This dip in brightness is called a “light curve,” and it assists planetary scientists and astrophysicists with discovering and confirming the existence of exoplanets while also characterizing and researching specific aspects of the exoplanets.
For Piaulet et al., the team used the transit method with Hubble and Spitzer to collect data on Kepler-138d’s atmosphere and composition for the study.
Kepler-138e: a new addition to the Kepler-138 system
While the water-filled natures of Kepler-138c and -138d were the focus of the Piaulet et al. study, the team also found evidence for an additional exoplanet around Kepler-138 in the Hubble and Spitzer data.
In the data, the team saw the tell-tale gravitational pull signatures in the lightcurve data of Kepler-138c and -138d, indicating that a previously-unseen exoplanet was pulling on the orbits of the two observed exoplanets.
Using lightcurve and radial velocity data, the new exoplanet’s location and general size were constrained, and the world was designed Kepler-138e in accordance with International Astronomical Union (IAU) “naming” conventions in which exoplanets are sequenced in order of their discovery, not distance to the host star.
The first exoplanet discovered in a system takes the official IAU designation of the host star with a lowercase “b” affixed to it, denoting its status as an exoplanet. The “a” is not used for exoplanets as it is reserved for the host star.
Therefore, Kepler-138e was the fourth exoplanet discovered in orbit of Kepler-138, with data seeming to indicate that it orbits within its parent star’s habitable zone. This means the exoplanet is coincidentally the farthest from Kepler-138 of the four known exoplanets in the system, taking 38 days to complete an orbit.
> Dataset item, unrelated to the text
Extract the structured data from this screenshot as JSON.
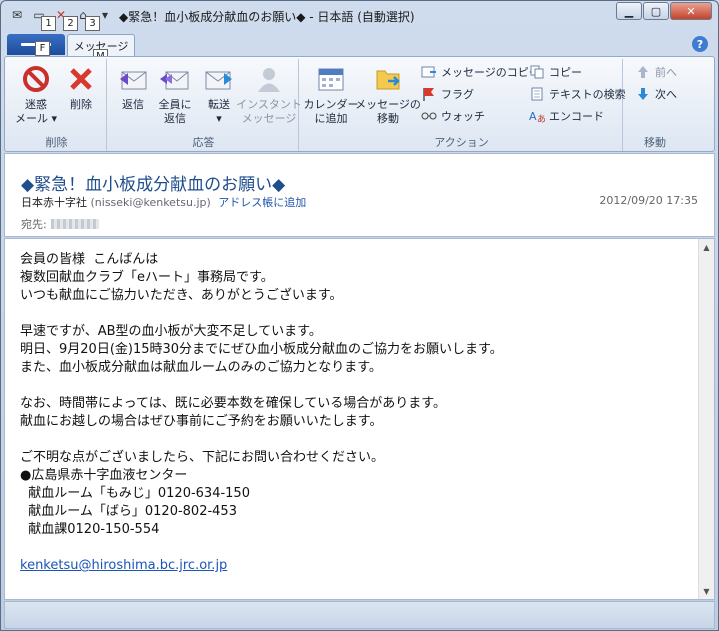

Unlike Kepler-138c and-138d, though, Kepler-138e is quite small.
Though the size and some orbital parameters of the exoplanet can be constrained from the data, numerous characteristics and the general nature of Kepler-138e are unknown due to the exoplanet seemingly being in an inclined orbit relative to the others in terms of telescope line-of-sight to the system. Therefore, it appears to not transit Kepler-138 when viewed from Earth and cannot be seen directly.
Because the other three exoplanets in the Kepler-138 system transit the star, the transit method can be used to determine details of their atmosphere, composition, size, shape, etc. Since Kepler-138e appears to not transit its host star, specific details of its characteristics cannot be determined.
Nonetheless, the existence of Kepler-138e had an effect on the team’s previous work with Kepler-138c and -138d and created a need to re-calculate the originally derived masses of the other three exoplanets in the system. To do this, Piaulet et al. used the transit timing-variation method, which, like the transit method, uses a telescope and an exoplanet transit to create a light curve.
The team then studied small variations in the dimmer part of the curve caused by the gravitational pull of the other planets in the system.
Through the use of this method and the addition of Kepler-138e into the team’s measurements, Piaulet et al. found that Kepler-138c and Kepler-138d are essentially twin planets, as the new measurements showed they are virtually the same size and mass. The new measurements shocked the team, as they had previously thought the two planets were drastically different in size and mass.
Furthermore, the new measurements confirmed that Kepler-138b, coincidentally the closest-known exoplanet to Kepler-138, is a small exoplanet with a mass similar to that of Mars, making it one of the smallest exoplanets to ever be detected.
The Piaulet et al. study was published in the Nature Astronomy journal on Dec. 15.
(Lead image: Artist’s illustration of the Kepler-138 system, with Kepler-138d in the foreground, Kepler-138c to the left, and Kepler-138b transiting the red dwarf in the background. Credit: NASA/ESA/Leah Hustak (STScI))